┌──
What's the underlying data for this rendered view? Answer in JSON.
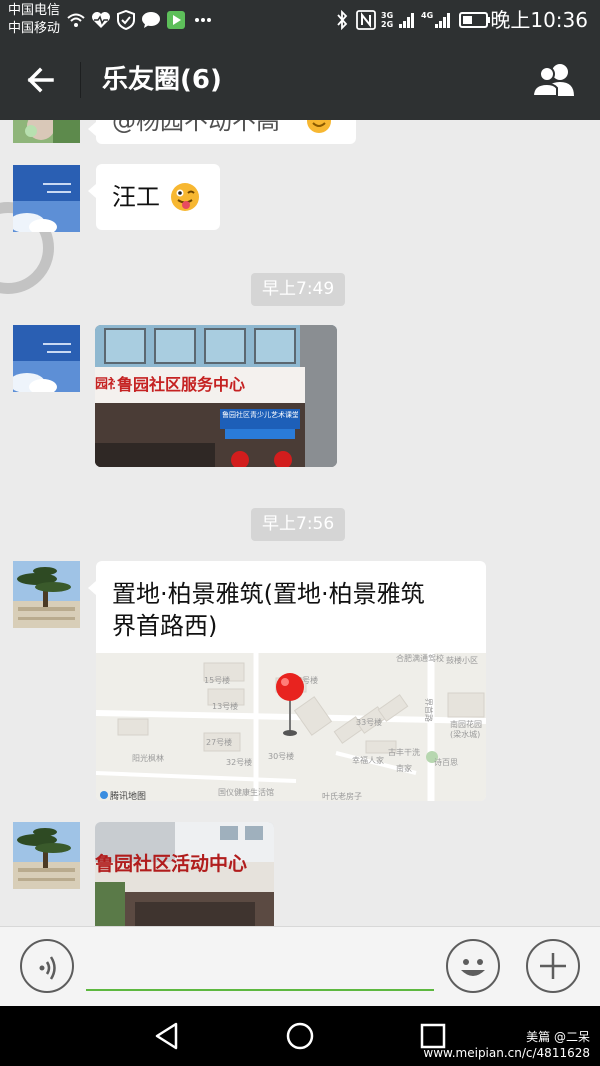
{
  "status_bar": {
    "carrier_1": "中国电信",
    "carrier_2": "中国移动",
    "network_label_1": "3G\n2G",
    "network_label_2": "4G",
    "clock": "晚上10:36",
    "icons": [
      "wifi-icon",
      "heart-pulse-icon",
      "app-shield-icon",
      "chat-bubble-icon",
      "video-icon",
      "more-dots-icon",
      "bluetooth-icon",
      "nfc-icon",
      "signal-icon",
      "battery-icon"
    ]
  },
  "header": {
    "title": "乐友圈(6)",
    "back_icon": "arrow-left-icon",
    "members_icon": "group-icon"
  },
  "messages": [
    {
      "type": "text",
      "partial_text": "@杨园不动不高",
      "emoji": "smile-emoji"
    },
    {
      "type": "text",
      "text": "汪工",
      "emoji": "wink-tongue-emoji"
    },
    {
      "type": "time",
      "text": "早上7:49"
    },
    {
      "type": "image",
      "sign_text": "鲁园社区服务中心",
      "sub_sign_text": "鲁园社区青少儿艺术课堂",
      "left_sign_text": "园社区"
    },
    {
      "type": "time",
      "text": "早上7:56"
    },
    {
      "type": "location",
      "title": "置地·柏景雅筑(置地·柏景雅筑",
      "subtitle": "界首路西)",
      "map_labels": [
        "合肥满通驾校",
        "鼓楼小区",
        "界首路",
        "南园花园",
        "(梁水城)",
        "阳光枫林",
        "13号楼",
        "15号楼",
        "33号楼",
        "27号楼",
        "33号楼",
        "30号楼",
        "32号楼",
        "幸福人家",
        "古丰干洗",
        "诗百思",
        "南家",
        "国仪健康生活馆",
        "叶氏老房子",
        "腾讯地图"
      ]
    },
    {
      "type": "image",
      "sign_text": "鲁园社区活动中心"
    }
  ],
  "input_bar": {
    "voice_icon": "voice-icon",
    "emoji_icon": "smiley-icon",
    "plus_icon": "plus-icon",
    "input_value": ""
  },
  "nav_bar": {
    "icons": [
      "back-triangle-icon",
      "home-circle-icon",
      "recents-square-icon"
    ],
    "watermark_1": "美篇 @二呆",
    "watermark_2": "www.meipian.cn/c/4811628"
  }
}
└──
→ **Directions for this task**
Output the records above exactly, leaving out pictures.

→ **Exercise output**
What's the underlying data for this rendered view? Answer in JSON.
{
  "status_bar": {
    "carrier_1": "中国电信",
    "carrier_2": "中国移动",
    "network_label_1": "3G\n2G",
    "network_label_2": "4G",
    "clock": "晚上10:36",
    "icons": [
      "wifi-icon",
      "heart-pulse-icon",
      "app-shield-icon",
      "chat-bubble-icon",
      "video-icon",
      "more-dots-icon",
      "bluetooth-icon",
      "nfc-icon",
      "signal-icon",
      "battery-icon"
    ]
  },
  "header": {
    "title": "乐友圈(6)",
    "back_icon": "arrow-left-icon",
    "members_icon": "group-icon"
  },
  "messages": [
    {
      "type": "text",
      "partial_text": "@杨园不动不高",
      "emoji": "smile-emoji"
    },
    {
      "type": "text",
      "text": "汪工",
      "emoji": "wink-tongue-emoji"
    },
    {
      "type": "time",
      "text": "早上7:49"
    },
    {
      "type": "image",
      "sign_text": "鲁园社区服务中心",
      "sub_sign_text": "鲁园社区青少儿艺术课堂",
      "left_sign_text": "园社区"
    },
    {
      "type": "time",
      "text": "早上7:56"
    },
    {
      "type": "location",
      "title": "置地·柏景雅筑(置地·柏景雅筑",
      "subtitle": "界首路西)",
      "map_labels": [
        "合肥满通驾校",
        "鼓楼小区",
        "界首路",
        "南园花园",
        "(梁水城)",
        "阳光枫林",
        "13号楼",
        "15号楼",
        "33号楼",
        "27号楼",
        "33号楼",
        "30号楼",
        "32号楼",
        "幸福人家",
        "古丰干洗",
        "诗百思",
        "南家",
        "国仪健康生活馆",
        "叶氏老房子",
        "腾讯地图"
      ]
    },
    {
      "type": "image",
      "sign_text": "鲁园社区活动中心"
    }
  ],
  "input_bar": {
    "voice_icon": "voice-icon",
    "emoji_icon": "smiley-icon",
    "plus_icon": "plus-icon",
    "input_value": ""
  },
  "nav_bar": {
    "icons": [
      "back-triangle-icon",
      "home-circle-icon",
      "recents-square-icon"
    ],
    "watermark_1": "美篇 @二呆",
    "watermark_2": "www.meipian.cn/c/4811628"
  }
}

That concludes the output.